Archived Story

Editorial: Thumbs

Published 6:02am Sunday, November 4, 2012

Editorial: Thumbs

To vandalism.

What really is to be gained when someone — usually teenagers or young adults — decides to commit random property damage? Why do they do it? These crimes are frustrating to the victims because they cannot see a reasonable cause.

But there is. Psychologists call it “projection.” They say it is because the vandals are unable to deal with their own emotions, so they displace that inner turmoil onto other things. Sure, the kids might act perfectly happy and normal and seem unwilling to admit there are problems within, but, to be sure, there are real psychological reasons for committing this type of random violence. It often stems back to issues at home, like a divorce, domestic abuse or lack of parental guidance, sometimes even a lack of feeling loved.

 

To youth coaches.

The best ones don’t coach for the sake of community recognition or for the sake of praise from parents. They coach for the kids. They coach because they believe in their particular sport’s positive influence on the kids, often because they experienced that same good influence as a child. They coach because they like to see the smiles on their children’s faces when they succeed.

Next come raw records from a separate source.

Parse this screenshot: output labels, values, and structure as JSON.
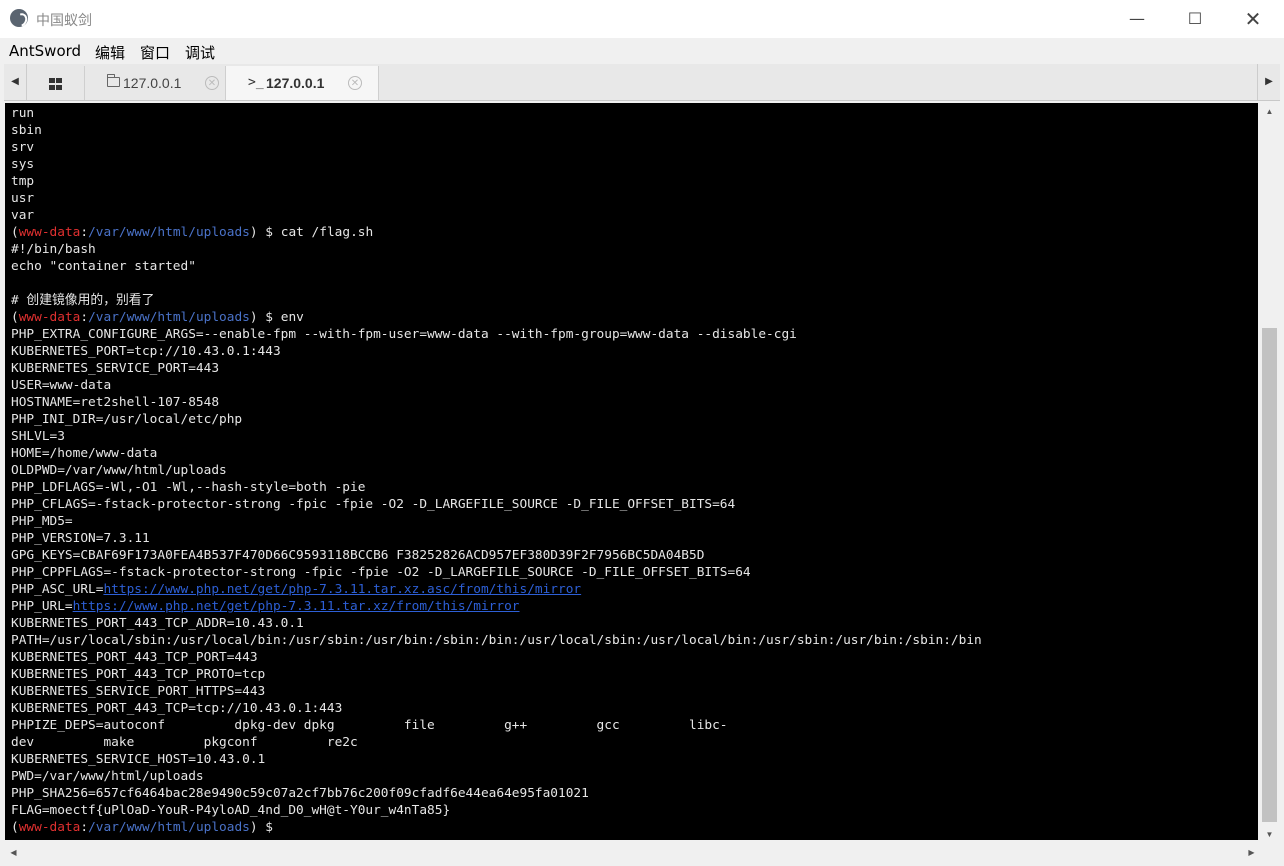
{
  "window": {
    "title": "中国蚁剑",
    "controls": {
      "minimize": "—",
      "maximize": "☐",
      "close": "✕"
    }
  },
  "menu": [
    {
      "label": "AntSword"
    },
    {
      "label": "编辑"
    },
    {
      "label": "窗口"
    },
    {
      "label": "调试"
    }
  ],
  "tabs": {
    "scroll_left": "◀",
    "scroll_right": "▶",
    "home": {
      "icon": "grid-icon"
    },
    "files": {
      "label": "127.0.0.1",
      "icon": "folder-icon",
      "close": "✕"
    },
    "terminal": {
      "label": "127.0.0.1",
      "icon": ">_",
      "close": "✕",
      "active": true
    }
  },
  "prompt": {
    "user": "www-data",
    "path": "/var/www/html/uploads",
    "symbol": "$"
  },
  "terminal": {
    "lines": [
      {
        "t": "text",
        "v": "run"
      },
      {
        "t": "text",
        "v": "sbin"
      },
      {
        "t": "text",
        "v": "srv"
      },
      {
        "t": "text",
        "v": "sys"
      },
      {
        "t": "text",
        "v": "tmp"
      },
      {
        "t": "text",
        "v": "usr"
      },
      {
        "t": "text",
        "v": "var"
      },
      {
        "t": "prompt",
        "cmd": "cat /flag.sh"
      },
      {
        "t": "text",
        "v": "#!/bin/bash"
      },
      {
        "t": "text",
        "v": "echo \"container started\""
      },
      {
        "t": "text",
        "v": ""
      },
      {
        "t": "text",
        "v": "# 创建镜像用的，别看了"
      },
      {
        "t": "prompt",
        "cmd": "env"
      },
      {
        "t": "text",
        "v": "PHP_EXTRA_CONFIGURE_ARGS=--enable-fpm --with-fpm-user=www-data --with-fpm-group=www-data --disable-cgi"
      },
      {
        "t": "text",
        "v": "KUBERNETES_PORT=tcp://10.43.0.1:443"
      },
      {
        "t": "text",
        "v": "KUBERNETES_SERVICE_PORT=443"
      },
      {
        "t": "text",
        "v": "USER=www-data"
      },
      {
        "t": "text",
        "v": "HOSTNAME=ret2shell-107-8548"
      },
      {
        "t": "text",
        "v": "PHP_INI_DIR=/usr/local/etc/php"
      },
      {
        "t": "text",
        "v": "SHLVL=3"
      },
      {
        "t": "text",
        "v": "HOME=/home/www-data"
      },
      {
        "t": "text",
        "v": "OLDPWD=/var/www/html/uploads"
      },
      {
        "t": "text",
        "v": "PHP_LDFLAGS=-Wl,-O1 -Wl,--hash-style=both -pie"
      },
      {
        "t": "text",
        "v": "PHP_CFLAGS=-fstack-protector-strong -fpic -fpie -O2 -D_LARGEFILE_SOURCE -D_FILE_OFFSET_BITS=64"
      },
      {
        "t": "text",
        "v": "PHP_MD5="
      },
      {
        "t": "text",
        "v": "PHP_VERSION=7.3.11"
      },
      {
        "t": "text",
        "v": "GPG_KEYS=CBAF69F173A0FEA4B537F470D66C9593118BCCB6 F38252826ACD957EF380D39F2F7956BC5DA04B5D"
      },
      {
        "t": "text",
        "v": "PHP_CPPFLAGS=-fstack-protector-strong -fpic -fpie -O2 -D_LARGEFILE_SOURCE -D_FILE_OFFSET_BITS=64"
      },
      {
        "t": "link",
        "k": "PHP_ASC_URL=",
        "v": "https://www.php.net/get/php-7.3.11.tar.xz.asc/from/this/mirror"
      },
      {
        "t": "link",
        "k": "PHP_URL=",
        "v": "https://www.php.net/get/php-7.3.11.tar.xz/from/this/mirror"
      },
      {
        "t": "text",
        "v": "KUBERNETES_PORT_443_TCP_ADDR=10.43.0.1"
      },
      {
        "t": "text",
        "v": "PATH=/usr/local/sbin:/usr/local/bin:/usr/sbin:/usr/bin:/sbin:/bin:/usr/local/sbin:/usr/local/bin:/usr/sbin:/usr/bin:/sbin:/bin"
      },
      {
        "t": "text",
        "v": "KUBERNETES_PORT_443_TCP_PORT=443"
      },
      {
        "t": "text",
        "v": "KUBERNETES_PORT_443_TCP_PROTO=tcp"
      },
      {
        "t": "text",
        "v": "KUBERNETES_SERVICE_PORT_HTTPS=443"
      },
      {
        "t": "text",
        "v": "KUBERNETES_PORT_443_TCP=tcp://10.43.0.1:443"
      },
      {
        "t": "text",
        "v": "PHPIZE_DEPS=autoconf         dpkg-dev dpkg         file         g++         gcc         libc-"
      },
      {
        "t": "text",
        "v": "dev         make         pkgconf         re2c"
      },
      {
        "t": "text",
        "v": "KUBERNETES_SERVICE_HOST=10.43.0.1"
      },
      {
        "t": "text",
        "v": "PWD=/var/www/html/uploads"
      },
      {
        "t": "text",
        "v": "PHP_SHA256=657cf6464bac28e9490c59c07a2cf7bb76c200f09cfadf6e44ea64e95fa01021"
      },
      {
        "t": "text",
        "v": "FLAG=moectf{uPlOaD-YouR-P4yloAD_4nd_D0_wH@t-Y0ur_w4nTa85}"
      },
      {
        "t": "prompt",
        "cmd": ""
      }
    ]
  },
  "scrollbars": {
    "up": "▲",
    "down": "▼",
    "left": "◀",
    "right": "▶"
  }
}
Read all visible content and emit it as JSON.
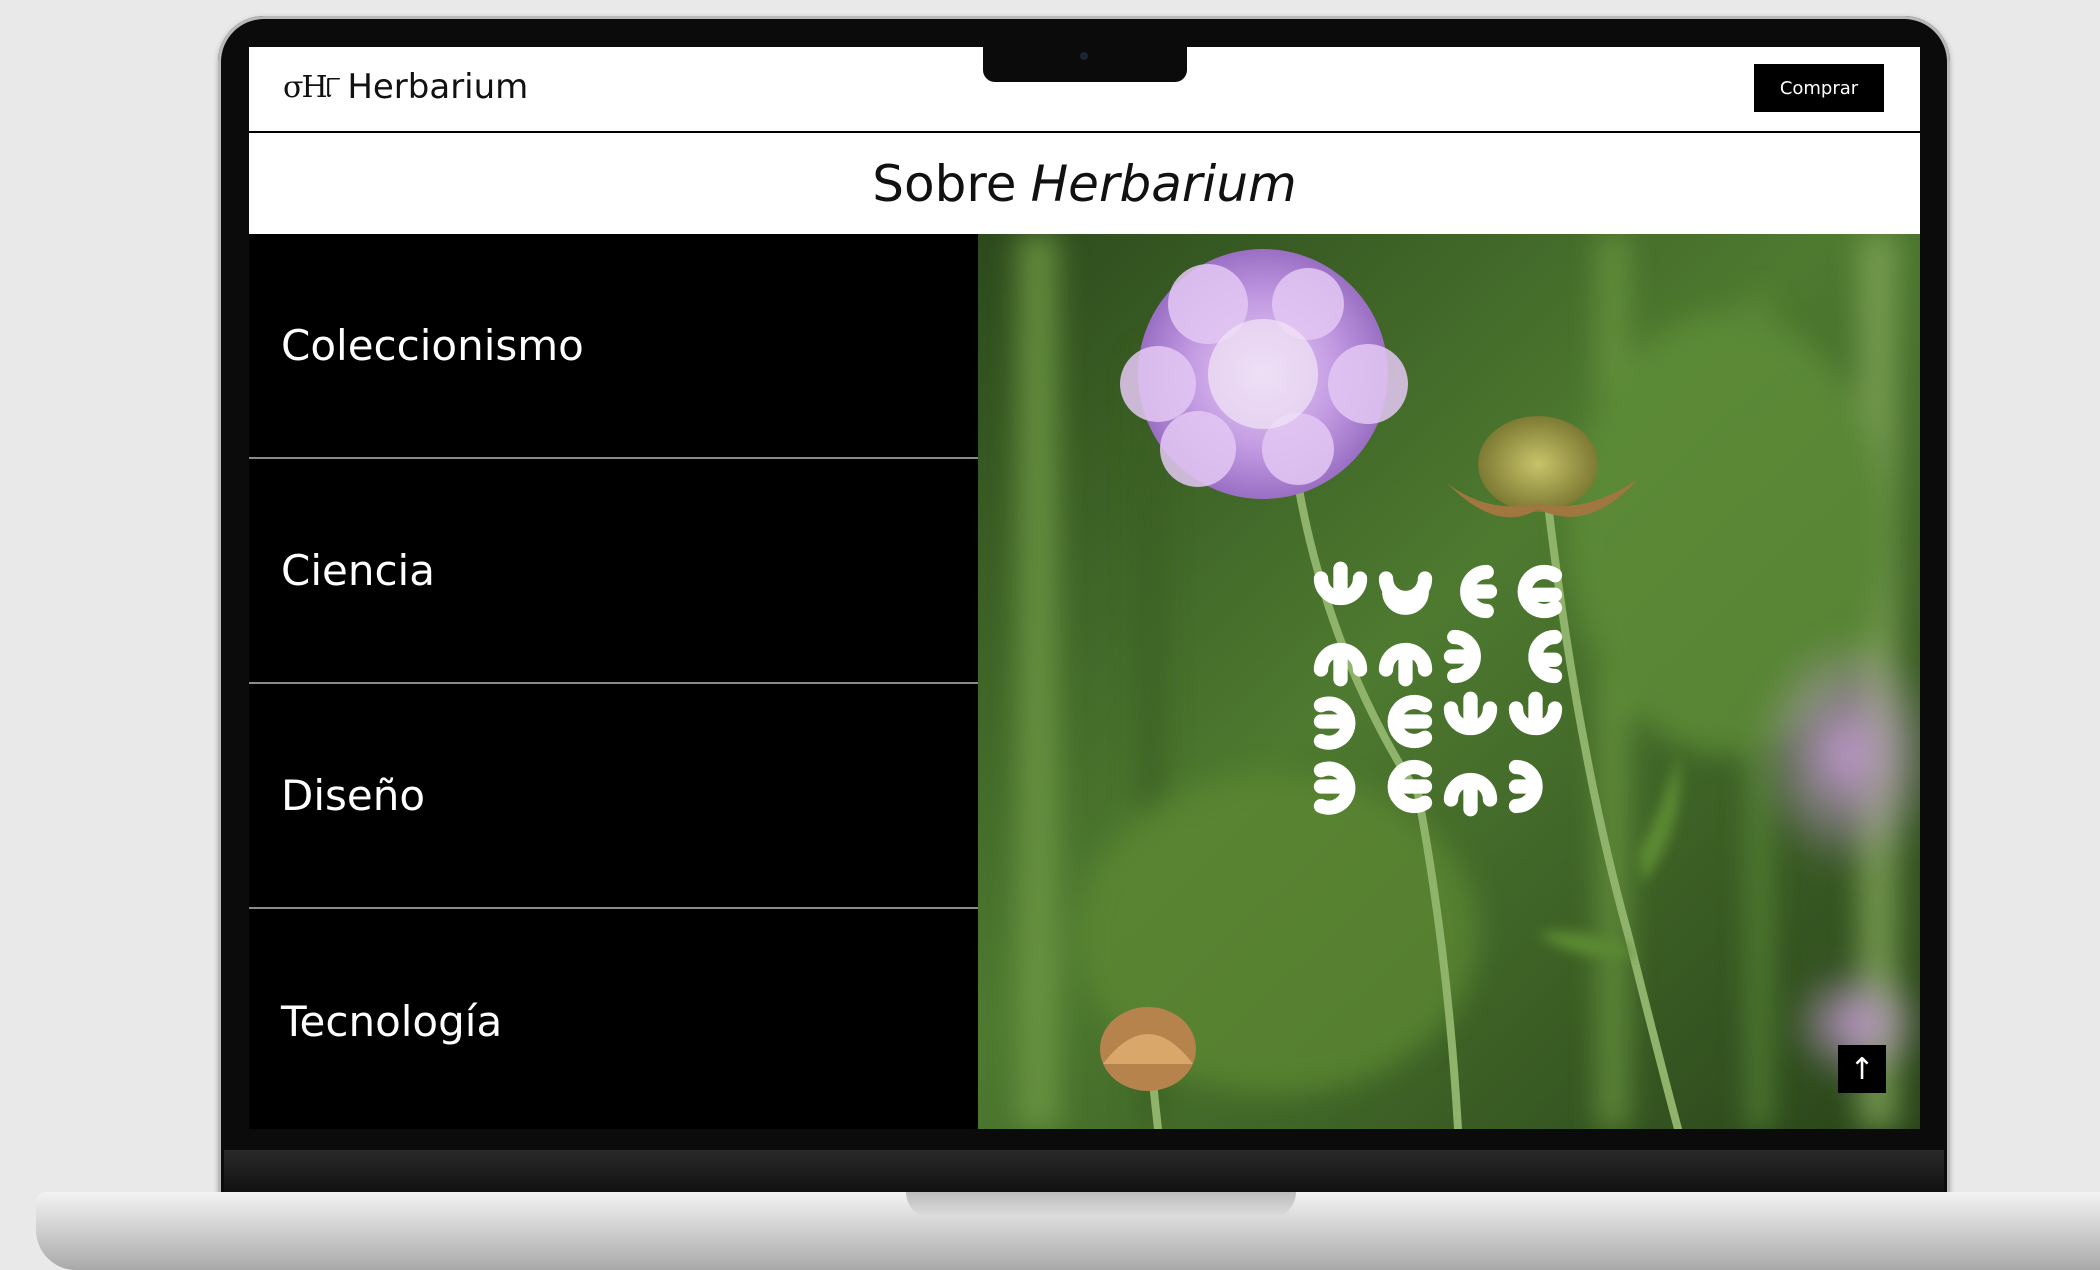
{
  "nav": {
    "logo_mark": "σH୮",
    "brand": "Herbarium",
    "buy_label": "Comprar"
  },
  "page_title": {
    "prefix": "Sobre",
    "emphasis": "Herbarium"
  },
  "menu": {
    "items": [
      {
        "label": "Coleccionismo"
      },
      {
        "label": "Ciencia"
      },
      {
        "label": "Diseño"
      },
      {
        "label": "Tecnología"
      }
    ]
  },
  "hero": {
    "scroll_top_icon": "↑"
  },
  "colors": {
    "background": "#e9e9e9",
    "menu_bg": "#000000",
    "divider": "#8a8a8a",
    "flower": "#c9a2e6",
    "foliage": "#3f6b2a"
  }
}
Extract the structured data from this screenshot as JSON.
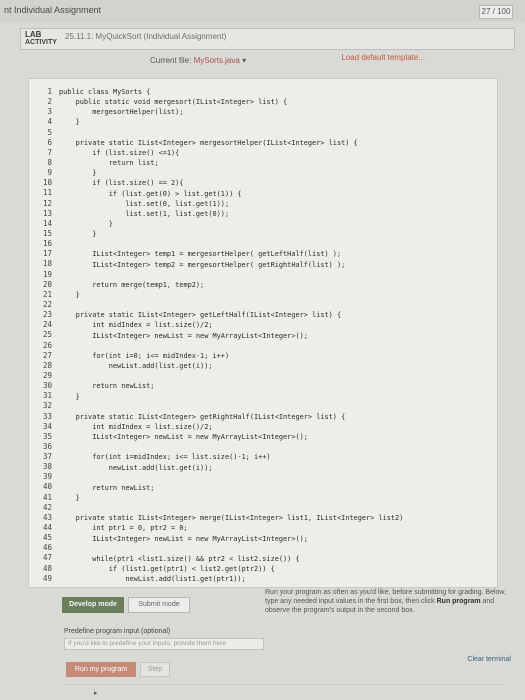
{
  "header": {
    "title": "nt Individual Assignment",
    "score": "27 / 100"
  },
  "activity": {
    "lab_label": "LAB",
    "activity_label": "ACTIVITY",
    "breadcrumb": "25.11.1: MyQuickSort (Individual Assignment)"
  },
  "file": {
    "label": "Current file:",
    "name": "MySorts.java",
    "caret": "▾",
    "load_template": "Load default template..."
  },
  "editor": {
    "line_numbers": [
      "1",
      "2",
      "3",
      "4",
      "5",
      "6",
      "7",
      "8",
      "9",
      "10",
      "11",
      "12",
      "13",
      "14",
      "15",
      "16",
      "17",
      "18",
      "19",
      "20",
      "21",
      "22",
      "23",
      "24",
      "25",
      "26",
      "27",
      "28",
      "29",
      "30",
      "31",
      "32",
      "33",
      "34",
      "35",
      "36",
      "37",
      "38",
      "39",
      "40",
      "41",
      "42",
      "43",
      "44",
      "45",
      "46",
      "47",
      "48",
      "49"
    ],
    "lines": [
      {
        "n": "1",
        "text": "public class MySorts {"
      },
      {
        "n": "2",
        "text": "    public static void mergesort(IList<Integer> list) {"
      },
      {
        "n": "3",
        "text": "        mergesortHelper(list);"
      },
      {
        "n": "4",
        "text": "    }"
      },
      {
        "n": "5",
        "text": ""
      },
      {
        "n": "6",
        "text": "    private static IList<Integer> mergesortHelper(IList<Integer> list) {"
      },
      {
        "n": "7",
        "text": "        if (list.size() <=1){"
      },
      {
        "n": "8",
        "text": "            return list;"
      },
      {
        "n": "9",
        "text": "        }"
      },
      {
        "n": "10",
        "text": "        if (list.size() == 2){"
      },
      {
        "n": "11",
        "text": "            if (list.get(0) > list.get(1)) {"
      },
      {
        "n": "12",
        "text": "                list.set(0, list.get(1));"
      },
      {
        "n": "13",
        "text": "                list.set(1, list.get(0));"
      },
      {
        "n": "14",
        "text": "            }"
      },
      {
        "n": "15",
        "text": "        }"
      },
      {
        "n": "16",
        "text": ""
      },
      {
        "n": "17",
        "text": "        IList<Integer> temp1 = mergesortHelper( getLeftHalf(list) );"
      },
      {
        "n": "18",
        "text": "        IList<Integer> temp2 = mergesortHelper( getRightHalf(list) );"
      },
      {
        "n": "19",
        "text": ""
      },
      {
        "n": "20",
        "text": "        return merge(temp1, temp2);"
      },
      {
        "n": "21",
        "text": "    }"
      },
      {
        "n": "22",
        "text": ""
      },
      {
        "n": "23",
        "text": "    private static IList<Integer> getLeftHalf(IList<Integer> list) {"
      },
      {
        "n": "24",
        "text": "        int midIndex = list.size()/2;"
      },
      {
        "n": "25",
        "text": "        IList<Integer> newList = new MyArrayList<Integer>();"
      },
      {
        "n": "26",
        "text": ""
      },
      {
        "n": "27",
        "text": "        for(int i=0; i<= midIndex-1; i++)"
      },
      {
        "n": "28",
        "text": "            newList.add(list.get(i));"
      },
      {
        "n": "29",
        "text": ""
      },
      {
        "n": "30",
        "text": "        return newList;"
      },
      {
        "n": "31",
        "text": "    }"
      },
      {
        "n": "32",
        "text": ""
      },
      {
        "n": "33",
        "text": "    private static IList<Integer> getRightHalf(IList<Integer> list) {"
      },
      {
        "n": "34",
        "text": "        int midIndex = list.size()/2;"
      },
      {
        "n": "35",
        "text": "        IList<Integer> newList = new MyArrayList<Integer>();"
      },
      {
        "n": "36",
        "text": ""
      },
      {
        "n": "37",
        "text": "        for(int i=midIndex; i<= list.size()-1; i++)"
      },
      {
        "n": "38",
        "text": "            newList.add(list.get(i));"
      },
      {
        "n": "39",
        "text": ""
      },
      {
        "n": "40",
        "text": "        return newList;"
      },
      {
        "n": "41",
        "text": "    }"
      },
      {
        "n": "42",
        "text": ""
      },
      {
        "n": "43",
        "text": "    private static IList<Integer> merge(IList<Integer> list1, IList<Integer> list2)"
      },
      {
        "n": "44",
        "text": "        int ptr1 = 0, ptr2 = 0;"
      },
      {
        "n": "45",
        "text": "        IList<Integer> newList = new MyArrayList<Integer>();"
      },
      {
        "n": "46",
        "text": ""
      },
      {
        "n": "47",
        "text": "        while(ptr1 <list1.size() && ptr2 < list2.size()) {"
      },
      {
        "n": "48",
        "text": "            if (list1.get(ptr1) < list2.get(ptr2)) {"
      },
      {
        "n": "49",
        "text": "                newList.add(list1.get(ptr1));"
      }
    ]
  },
  "controls": {
    "develop_mode": "Develop mode",
    "submit_mode": "Submit mode"
  },
  "help": {
    "text_before": "Run your program as often as you'd like, before submitting for grading. Below, type any needed input values in the first box, then click ",
    "run_bold": "Run program",
    "text_after": " and observe the program's output in the second box."
  },
  "input": {
    "label": "Predefine program input (optional)",
    "placeholder": "If you'd like to predefine your inputs, provide them here"
  },
  "run": {
    "run_label": "Run my program",
    "step_label": "Step",
    "clear_label": "Clear terminal"
  },
  "terminal": {
    "prompt": "▸"
  }
}
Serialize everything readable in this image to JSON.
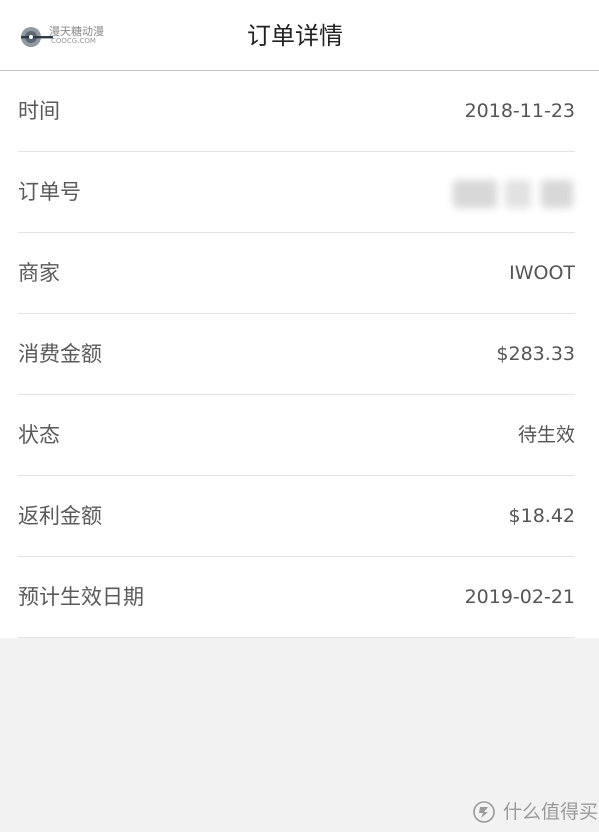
{
  "header": {
    "title": "订单详情",
    "logo_text": "漫天糖动漫",
    "logo_sub": "COOCG.COM"
  },
  "rows": [
    {
      "label": "时间",
      "value": "2018-11-23"
    },
    {
      "label": "订单号",
      "value": ""
    },
    {
      "label": "商家",
      "value": "IWOOT"
    },
    {
      "label": "消费金额",
      "value": "$283.33"
    },
    {
      "label": "状态",
      "value": "待生效"
    },
    {
      "label": "返利金额",
      "value": "$18.42"
    },
    {
      "label": "预计生效日期",
      "value": "2019-02-21"
    }
  ],
  "watermark": {
    "icon": "smzdm-logo-icon",
    "text": "什么值得买"
  }
}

By the same token, we at the Tribune like to see those smiles, too. We encourage youth coaches to send in photos of their teams, win or lose, especially at the end of the season. We encourage them to include a caption that names the kids in the photo and says something about how the season went. Coaches can send them to the Tribune, 808 W. Front St., Albert Lea.

 

To increased seat belt use.

Southeastern Minnesota’s seat belt usage went from 84.7 percent in 2011 to 86.7 percent this year, according to the Minnesota Department of Transportation. Moreover, seat belt use statewide is at a record high of 93.6 percent.

Seat belt use saves lives. We all know that, and that should be enough to get people to wear them. But seat belt use also makes the jobs of first responders easier. No one — troopers, deputies, police officers, emergency medical technicians, firefighters, reporters, photographers, snowplow drivers, fellow motorists — wants to see a grisly highway crash with injuries and fatalities, especially when so much suffering could have avoided by wearing a seat belt. Stay safe out there and be smart. Buckle up.